Requirement: Find all lines with the word "this" in the material, then copy them.

Data provided:
**********

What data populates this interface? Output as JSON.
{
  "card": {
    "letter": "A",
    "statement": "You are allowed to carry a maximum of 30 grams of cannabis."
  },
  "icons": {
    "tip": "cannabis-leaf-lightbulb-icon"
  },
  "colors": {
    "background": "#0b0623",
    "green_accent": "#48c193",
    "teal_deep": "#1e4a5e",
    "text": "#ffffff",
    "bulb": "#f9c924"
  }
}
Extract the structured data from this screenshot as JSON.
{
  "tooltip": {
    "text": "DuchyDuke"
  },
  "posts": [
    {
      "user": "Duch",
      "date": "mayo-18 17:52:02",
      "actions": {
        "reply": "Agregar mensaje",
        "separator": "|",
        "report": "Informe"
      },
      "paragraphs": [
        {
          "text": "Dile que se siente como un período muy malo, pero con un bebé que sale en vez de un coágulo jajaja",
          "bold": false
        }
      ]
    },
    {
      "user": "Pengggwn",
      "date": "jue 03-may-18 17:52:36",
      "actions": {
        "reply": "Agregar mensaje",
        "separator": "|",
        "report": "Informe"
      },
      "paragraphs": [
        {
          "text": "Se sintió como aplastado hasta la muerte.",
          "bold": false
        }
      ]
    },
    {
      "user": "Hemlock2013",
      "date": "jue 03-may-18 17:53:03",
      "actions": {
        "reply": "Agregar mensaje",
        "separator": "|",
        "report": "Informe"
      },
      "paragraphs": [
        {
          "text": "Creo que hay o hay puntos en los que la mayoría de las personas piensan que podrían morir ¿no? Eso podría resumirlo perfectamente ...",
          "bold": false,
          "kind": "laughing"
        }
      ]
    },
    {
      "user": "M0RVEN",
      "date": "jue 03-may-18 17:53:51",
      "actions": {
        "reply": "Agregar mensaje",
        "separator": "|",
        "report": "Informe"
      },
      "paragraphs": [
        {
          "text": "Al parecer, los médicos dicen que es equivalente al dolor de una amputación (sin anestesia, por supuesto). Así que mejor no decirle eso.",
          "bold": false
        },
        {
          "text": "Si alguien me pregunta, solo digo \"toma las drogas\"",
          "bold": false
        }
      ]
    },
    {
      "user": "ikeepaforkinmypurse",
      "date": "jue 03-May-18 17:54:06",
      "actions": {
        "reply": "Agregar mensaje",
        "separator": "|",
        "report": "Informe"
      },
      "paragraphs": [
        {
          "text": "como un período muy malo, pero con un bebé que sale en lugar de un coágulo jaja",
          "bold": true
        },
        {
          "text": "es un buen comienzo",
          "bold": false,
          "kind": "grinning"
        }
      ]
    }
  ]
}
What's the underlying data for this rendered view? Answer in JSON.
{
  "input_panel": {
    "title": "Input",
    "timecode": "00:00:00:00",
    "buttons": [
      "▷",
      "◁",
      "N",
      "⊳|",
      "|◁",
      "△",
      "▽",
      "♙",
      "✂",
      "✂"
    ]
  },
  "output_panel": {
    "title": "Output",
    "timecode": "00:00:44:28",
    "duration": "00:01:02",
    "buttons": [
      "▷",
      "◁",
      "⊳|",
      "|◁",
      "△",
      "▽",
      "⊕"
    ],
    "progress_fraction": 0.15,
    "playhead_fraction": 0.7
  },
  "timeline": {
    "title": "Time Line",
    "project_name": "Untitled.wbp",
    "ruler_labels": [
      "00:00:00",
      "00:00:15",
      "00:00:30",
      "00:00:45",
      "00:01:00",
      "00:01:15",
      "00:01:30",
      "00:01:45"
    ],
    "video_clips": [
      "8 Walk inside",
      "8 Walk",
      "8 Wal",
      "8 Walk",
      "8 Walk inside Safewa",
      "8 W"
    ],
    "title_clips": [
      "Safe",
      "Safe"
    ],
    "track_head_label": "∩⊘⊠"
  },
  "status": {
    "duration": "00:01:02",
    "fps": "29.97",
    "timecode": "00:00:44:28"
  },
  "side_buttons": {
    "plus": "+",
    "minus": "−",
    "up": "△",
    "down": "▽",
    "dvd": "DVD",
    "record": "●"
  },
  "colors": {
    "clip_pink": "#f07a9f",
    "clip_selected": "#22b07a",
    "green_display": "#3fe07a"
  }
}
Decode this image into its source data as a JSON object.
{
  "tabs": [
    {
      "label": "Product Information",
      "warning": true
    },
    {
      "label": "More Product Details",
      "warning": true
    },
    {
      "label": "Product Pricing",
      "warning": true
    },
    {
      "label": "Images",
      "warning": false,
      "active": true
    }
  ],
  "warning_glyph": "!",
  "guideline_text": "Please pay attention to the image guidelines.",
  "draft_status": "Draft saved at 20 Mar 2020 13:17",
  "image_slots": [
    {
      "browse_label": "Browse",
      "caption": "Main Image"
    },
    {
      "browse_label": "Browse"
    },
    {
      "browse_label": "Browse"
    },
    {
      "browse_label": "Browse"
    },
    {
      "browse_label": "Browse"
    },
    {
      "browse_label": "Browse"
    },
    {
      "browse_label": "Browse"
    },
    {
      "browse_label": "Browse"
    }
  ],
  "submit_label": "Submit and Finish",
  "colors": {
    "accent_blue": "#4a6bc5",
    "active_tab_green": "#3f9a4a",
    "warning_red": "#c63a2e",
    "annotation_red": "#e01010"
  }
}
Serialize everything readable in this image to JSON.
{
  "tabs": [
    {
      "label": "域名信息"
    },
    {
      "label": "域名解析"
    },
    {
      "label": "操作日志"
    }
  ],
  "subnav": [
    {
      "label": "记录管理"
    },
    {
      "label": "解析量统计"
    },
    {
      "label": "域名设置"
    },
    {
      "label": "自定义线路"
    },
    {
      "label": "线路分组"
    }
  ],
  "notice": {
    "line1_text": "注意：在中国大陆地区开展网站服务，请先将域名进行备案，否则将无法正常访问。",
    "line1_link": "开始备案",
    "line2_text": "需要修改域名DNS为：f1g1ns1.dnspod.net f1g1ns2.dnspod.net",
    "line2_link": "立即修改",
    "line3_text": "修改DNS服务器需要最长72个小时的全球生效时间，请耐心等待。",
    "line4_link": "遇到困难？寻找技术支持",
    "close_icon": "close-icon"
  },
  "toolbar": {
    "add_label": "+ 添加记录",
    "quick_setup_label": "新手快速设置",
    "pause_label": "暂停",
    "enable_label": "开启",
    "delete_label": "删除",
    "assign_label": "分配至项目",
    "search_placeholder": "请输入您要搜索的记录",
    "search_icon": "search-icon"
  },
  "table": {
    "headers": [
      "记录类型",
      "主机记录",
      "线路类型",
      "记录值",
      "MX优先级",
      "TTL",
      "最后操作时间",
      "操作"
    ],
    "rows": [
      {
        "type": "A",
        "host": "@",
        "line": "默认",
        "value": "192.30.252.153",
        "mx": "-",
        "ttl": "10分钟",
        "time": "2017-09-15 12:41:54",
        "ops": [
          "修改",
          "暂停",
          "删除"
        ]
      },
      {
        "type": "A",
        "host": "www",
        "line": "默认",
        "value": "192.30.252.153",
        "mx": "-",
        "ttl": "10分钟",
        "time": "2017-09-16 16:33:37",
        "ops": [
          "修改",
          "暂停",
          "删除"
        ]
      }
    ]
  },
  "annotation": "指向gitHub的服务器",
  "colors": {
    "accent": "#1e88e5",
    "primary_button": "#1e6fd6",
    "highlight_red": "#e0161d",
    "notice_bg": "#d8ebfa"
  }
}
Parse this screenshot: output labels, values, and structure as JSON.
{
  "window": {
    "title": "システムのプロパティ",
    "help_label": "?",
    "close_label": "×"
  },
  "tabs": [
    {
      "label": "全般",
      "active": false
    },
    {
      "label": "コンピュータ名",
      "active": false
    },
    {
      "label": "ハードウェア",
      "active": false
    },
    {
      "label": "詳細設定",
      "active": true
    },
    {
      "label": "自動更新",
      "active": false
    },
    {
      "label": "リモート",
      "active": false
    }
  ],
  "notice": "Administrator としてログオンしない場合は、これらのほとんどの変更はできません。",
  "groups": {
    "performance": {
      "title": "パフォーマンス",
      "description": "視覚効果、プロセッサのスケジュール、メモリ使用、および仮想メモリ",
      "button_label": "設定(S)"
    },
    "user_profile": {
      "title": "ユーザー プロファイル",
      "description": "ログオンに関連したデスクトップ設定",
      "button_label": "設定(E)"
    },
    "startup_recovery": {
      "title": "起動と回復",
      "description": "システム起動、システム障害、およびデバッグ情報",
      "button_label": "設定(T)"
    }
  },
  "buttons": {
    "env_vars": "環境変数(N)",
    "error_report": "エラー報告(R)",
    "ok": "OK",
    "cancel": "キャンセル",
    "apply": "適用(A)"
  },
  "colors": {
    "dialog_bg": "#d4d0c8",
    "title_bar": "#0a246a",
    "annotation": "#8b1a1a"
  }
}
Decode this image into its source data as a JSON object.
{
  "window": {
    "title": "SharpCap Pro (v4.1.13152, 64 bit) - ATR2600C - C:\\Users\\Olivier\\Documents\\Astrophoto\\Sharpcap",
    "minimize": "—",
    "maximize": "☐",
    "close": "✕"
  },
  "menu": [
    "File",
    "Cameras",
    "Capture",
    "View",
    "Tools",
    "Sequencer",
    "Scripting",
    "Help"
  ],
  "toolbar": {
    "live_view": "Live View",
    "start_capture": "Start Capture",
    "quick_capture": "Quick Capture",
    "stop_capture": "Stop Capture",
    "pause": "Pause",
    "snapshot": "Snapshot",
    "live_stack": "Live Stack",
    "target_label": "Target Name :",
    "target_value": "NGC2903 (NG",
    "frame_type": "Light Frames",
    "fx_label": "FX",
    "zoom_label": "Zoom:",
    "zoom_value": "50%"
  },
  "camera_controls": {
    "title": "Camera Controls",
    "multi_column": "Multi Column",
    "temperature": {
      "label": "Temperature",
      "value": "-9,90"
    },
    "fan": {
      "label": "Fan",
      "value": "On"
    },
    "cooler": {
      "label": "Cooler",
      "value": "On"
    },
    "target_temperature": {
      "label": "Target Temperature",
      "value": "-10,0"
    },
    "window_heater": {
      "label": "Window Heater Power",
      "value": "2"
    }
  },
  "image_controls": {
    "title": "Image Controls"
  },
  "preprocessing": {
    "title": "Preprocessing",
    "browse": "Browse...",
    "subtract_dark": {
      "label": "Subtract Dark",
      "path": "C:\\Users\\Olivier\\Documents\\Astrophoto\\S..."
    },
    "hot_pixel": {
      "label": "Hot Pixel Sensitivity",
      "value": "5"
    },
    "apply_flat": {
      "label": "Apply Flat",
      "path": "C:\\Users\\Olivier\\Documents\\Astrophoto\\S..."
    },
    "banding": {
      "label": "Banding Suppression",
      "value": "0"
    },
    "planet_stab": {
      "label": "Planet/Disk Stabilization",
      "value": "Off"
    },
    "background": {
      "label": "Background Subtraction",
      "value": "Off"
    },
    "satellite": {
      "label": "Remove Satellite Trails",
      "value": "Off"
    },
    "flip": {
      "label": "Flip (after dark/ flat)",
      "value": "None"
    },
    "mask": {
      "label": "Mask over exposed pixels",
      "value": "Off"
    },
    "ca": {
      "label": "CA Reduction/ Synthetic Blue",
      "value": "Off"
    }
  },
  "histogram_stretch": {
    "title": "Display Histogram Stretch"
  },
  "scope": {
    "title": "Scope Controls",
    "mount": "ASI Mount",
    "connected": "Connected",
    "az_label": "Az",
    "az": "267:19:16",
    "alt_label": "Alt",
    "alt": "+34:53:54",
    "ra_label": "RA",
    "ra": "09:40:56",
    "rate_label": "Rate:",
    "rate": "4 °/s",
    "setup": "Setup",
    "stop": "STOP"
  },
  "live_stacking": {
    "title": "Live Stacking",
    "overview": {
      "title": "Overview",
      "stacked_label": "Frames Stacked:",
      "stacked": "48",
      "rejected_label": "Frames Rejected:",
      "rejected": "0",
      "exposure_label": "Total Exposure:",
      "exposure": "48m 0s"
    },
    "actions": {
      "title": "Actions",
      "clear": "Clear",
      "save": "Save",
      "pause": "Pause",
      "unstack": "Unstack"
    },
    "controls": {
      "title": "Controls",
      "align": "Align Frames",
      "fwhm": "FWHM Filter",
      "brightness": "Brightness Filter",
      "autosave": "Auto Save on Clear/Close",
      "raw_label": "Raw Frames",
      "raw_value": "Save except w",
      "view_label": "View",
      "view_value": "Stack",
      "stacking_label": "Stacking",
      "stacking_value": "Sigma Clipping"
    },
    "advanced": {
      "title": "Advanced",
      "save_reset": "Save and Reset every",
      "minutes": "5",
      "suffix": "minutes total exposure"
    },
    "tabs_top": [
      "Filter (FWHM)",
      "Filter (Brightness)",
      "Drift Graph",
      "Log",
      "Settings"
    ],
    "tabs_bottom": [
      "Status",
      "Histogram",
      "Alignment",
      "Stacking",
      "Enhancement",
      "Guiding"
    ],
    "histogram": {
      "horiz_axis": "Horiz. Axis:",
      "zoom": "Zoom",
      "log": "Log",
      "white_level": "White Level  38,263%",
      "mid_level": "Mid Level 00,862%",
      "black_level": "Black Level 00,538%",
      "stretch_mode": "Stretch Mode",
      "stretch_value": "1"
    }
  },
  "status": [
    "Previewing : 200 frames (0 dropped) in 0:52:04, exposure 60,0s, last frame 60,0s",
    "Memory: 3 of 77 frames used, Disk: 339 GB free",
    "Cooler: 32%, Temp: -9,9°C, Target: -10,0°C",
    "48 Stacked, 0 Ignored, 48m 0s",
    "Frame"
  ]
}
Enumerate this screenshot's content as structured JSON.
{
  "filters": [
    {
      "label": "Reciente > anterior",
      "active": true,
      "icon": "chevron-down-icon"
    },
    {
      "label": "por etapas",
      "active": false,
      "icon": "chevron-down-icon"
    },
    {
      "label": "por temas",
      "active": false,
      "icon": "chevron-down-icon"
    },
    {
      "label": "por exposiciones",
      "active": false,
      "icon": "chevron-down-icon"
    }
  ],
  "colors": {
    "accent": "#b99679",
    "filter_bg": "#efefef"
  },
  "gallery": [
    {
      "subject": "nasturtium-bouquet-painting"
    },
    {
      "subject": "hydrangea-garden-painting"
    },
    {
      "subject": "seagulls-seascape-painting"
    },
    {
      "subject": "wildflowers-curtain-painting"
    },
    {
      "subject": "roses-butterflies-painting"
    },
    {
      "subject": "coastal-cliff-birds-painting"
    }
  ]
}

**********

Solved exercise:
What data populates this interface? Output as JSON.
Extract the structured data from this screenshot as JSON.
What's the underlying data for this rendered view? Answer in JSON.
Decode this image into its source data as a JSON object.
Serialize everything readable in this image to JSON.
Parse this screenshot: output labels, values, and structure as JSON.
Decode this image into its source data as a JSON object.
Enumerate this screenshot's content as structured JSON.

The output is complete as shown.